• WORK TO BE COMPLETED
Return the full listing unchanged, excluding any images it contains.

• DATA RECORDS
▼▼▼

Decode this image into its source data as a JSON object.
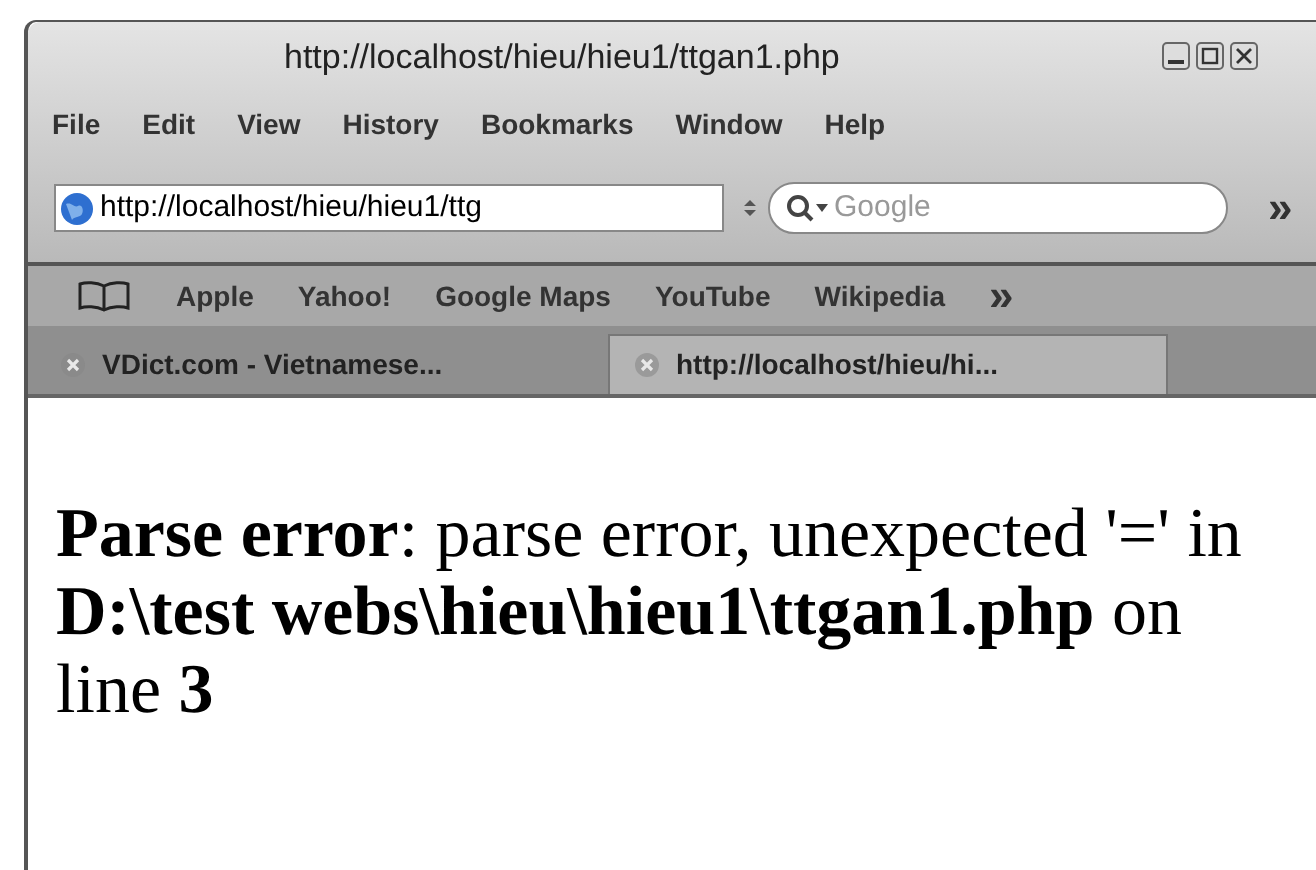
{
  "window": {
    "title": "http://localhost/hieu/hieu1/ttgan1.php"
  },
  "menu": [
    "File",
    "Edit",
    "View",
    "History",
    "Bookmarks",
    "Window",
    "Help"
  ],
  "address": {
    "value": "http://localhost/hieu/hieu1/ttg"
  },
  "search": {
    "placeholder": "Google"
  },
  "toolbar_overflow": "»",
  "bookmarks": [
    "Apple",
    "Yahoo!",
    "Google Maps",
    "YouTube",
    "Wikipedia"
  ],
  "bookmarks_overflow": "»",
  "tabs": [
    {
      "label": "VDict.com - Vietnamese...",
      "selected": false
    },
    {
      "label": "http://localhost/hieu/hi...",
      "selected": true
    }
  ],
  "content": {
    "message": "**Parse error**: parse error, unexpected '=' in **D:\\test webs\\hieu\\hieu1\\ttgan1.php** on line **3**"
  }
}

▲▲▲

• ANSWER SPACE
Decode this image into its source data as a JSON object.
{
  "window": {
    "title": "http://localhost/hieu/hieu1/ttgan1.php"
  },
  "menu": [
    "File",
    "Edit",
    "View",
    "History",
    "Bookmarks",
    "Window",
    "Help"
  ],
  "address": {
    "value": "http://localhost/hieu/hieu1/ttg"
  },
  "search": {
    "placeholder": "Google"
  },
  "toolbar_overflow": "»",
  "bookmarks": [
    "Apple",
    "Yahoo!",
    "Google Maps",
    "YouTube",
    "Wikipedia"
  ],
  "bookmarks_overflow": "»",
  "tabs": [
    {
      "label": "VDict.com - Vietnamese...",
      "selected": false
    },
    {
      "label": "http://localhost/hieu/hi...",
      "selected": true
    }
  ],
  "content": {
    "message": "**Parse error**: parse error, unexpected '=' in **D:\\test webs\\hieu\\hieu1\\ttgan1.php** on line **3**"
  }
}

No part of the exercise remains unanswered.